Installations of renewable energy sources, mainly wind and solar, have been growing strongly for the last fifteen years. We expect that growth will accelerate as renewables are today the most economical option for providing clean energy, cutting carbon emissions and slowing down the impact of climate change. However, renewables alone will not be enough to deliver a safe and reliable electricity supply. The way to climate neutrality has to be paved by a multitude of technologies, approaches and market mechanisms. Within this mix, flexibility stands out as one of the essential features of the energy system of the future.
The current electricity system has been built up steadily over the past 100 years. The recent build-out in renewables has caused significant changes to this system. Traditionally, generation has followed demand, ready to supply any quantity at any point in time in any corner – of the developed world. As the system accrues a higher proportion of variable renewables, there is an imperative for demand to follow supply to harvest the resources provided by nature most effectively. Meaning, consumption should be focussed when power is abundant and cheap and reduced or delayed otherwise. The Californian now-infamous Duck Curve (i.e. the need for massive amounts of fossil fuels generation to be put onto the system when the sun goes down) is now a reality in many countries around the world.

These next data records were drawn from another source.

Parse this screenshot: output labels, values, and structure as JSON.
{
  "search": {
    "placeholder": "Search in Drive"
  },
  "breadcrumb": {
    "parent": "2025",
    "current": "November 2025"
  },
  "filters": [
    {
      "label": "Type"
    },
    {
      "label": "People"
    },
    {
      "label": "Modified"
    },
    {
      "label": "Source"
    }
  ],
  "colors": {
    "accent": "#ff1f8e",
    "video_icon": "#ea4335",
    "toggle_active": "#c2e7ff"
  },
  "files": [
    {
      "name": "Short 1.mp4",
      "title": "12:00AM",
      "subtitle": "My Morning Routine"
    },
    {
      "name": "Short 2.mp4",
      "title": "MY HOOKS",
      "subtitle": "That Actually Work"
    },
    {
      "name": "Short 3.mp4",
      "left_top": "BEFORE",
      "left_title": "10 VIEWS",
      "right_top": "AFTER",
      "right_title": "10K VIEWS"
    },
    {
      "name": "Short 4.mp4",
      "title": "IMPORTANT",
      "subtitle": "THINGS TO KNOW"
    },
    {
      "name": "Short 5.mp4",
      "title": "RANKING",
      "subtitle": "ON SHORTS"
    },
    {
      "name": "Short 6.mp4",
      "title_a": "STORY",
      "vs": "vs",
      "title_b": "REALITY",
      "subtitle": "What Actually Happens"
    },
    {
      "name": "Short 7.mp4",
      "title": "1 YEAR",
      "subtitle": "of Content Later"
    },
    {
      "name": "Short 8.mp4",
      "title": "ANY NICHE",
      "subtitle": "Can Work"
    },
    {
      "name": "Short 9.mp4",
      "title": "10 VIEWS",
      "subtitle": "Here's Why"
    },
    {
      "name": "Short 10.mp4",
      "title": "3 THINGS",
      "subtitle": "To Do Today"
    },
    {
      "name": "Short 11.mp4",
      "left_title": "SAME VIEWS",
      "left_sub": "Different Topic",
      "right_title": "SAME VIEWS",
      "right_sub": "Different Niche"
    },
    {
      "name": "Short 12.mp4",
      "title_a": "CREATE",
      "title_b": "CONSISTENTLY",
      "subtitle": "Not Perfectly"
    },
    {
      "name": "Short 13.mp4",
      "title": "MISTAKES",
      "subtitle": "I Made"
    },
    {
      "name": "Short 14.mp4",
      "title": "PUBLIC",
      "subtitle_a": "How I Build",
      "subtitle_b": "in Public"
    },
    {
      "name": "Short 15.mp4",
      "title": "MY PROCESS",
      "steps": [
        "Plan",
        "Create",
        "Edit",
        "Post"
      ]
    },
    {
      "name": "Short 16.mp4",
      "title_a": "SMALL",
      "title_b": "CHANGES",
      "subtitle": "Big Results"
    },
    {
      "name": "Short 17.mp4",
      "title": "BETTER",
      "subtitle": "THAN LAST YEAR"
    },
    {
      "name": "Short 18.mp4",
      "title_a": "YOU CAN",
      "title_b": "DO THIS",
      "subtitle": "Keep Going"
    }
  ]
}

The approach to the issue needs to change, instead of feeding this Duck with fossil fuels, we now need to get rid of it altogether. A way to achieve this? Through flexibility.
Flexibility is a state of mind: it implies the readiness to abandon old ways of thinking and embrace new ones; for instance, by creating new market mechanisms that enable technologies such as batteries, hydrogen, and vehicle to grid to be effectively used. Flexibility is about the ability, supported by technologies, of participants to dynamically interact among themselves to maximize resources, minimize costs, as well as increasing resilience, energy security and safety.
One essential venue for flexibility deployment is the power grid. One of the main tasks of the grid operator has always been to keep the electricity system stable in balance. They have traditionally used tools such as spinning reserves which enable generation to respond quickly to changes in demand. In recent years, grid operators have added new tools and approaches to manage the increasingly challenging task of keeping the system stable. In some countries, grid operators have gone a long way to reinventing their practices, while in many others, they are still on an incremental pathway. With increasing shares of renewable in the system, flexibility services will become available at all voltage levels and involve both the demand and the generation side.
It is time for flexibility to be embedded in energy system planning and design in a meaningful way. All market and system participants need to identify and play a well-defined role in developing and contributing flexibility services through new business models if necessary. For this to happen, the electricity markets, currently designed for a fossil-fuel world, are no longer fit for purpose; they need to be reshaped to reward flexibility and dispatchability. With flexibility accounted and planned for within the system, we can accelerate the energy transition and speed up the electrification of several sectors in a cost-efficient way.
By Antonella Battaglini and Gerard Reid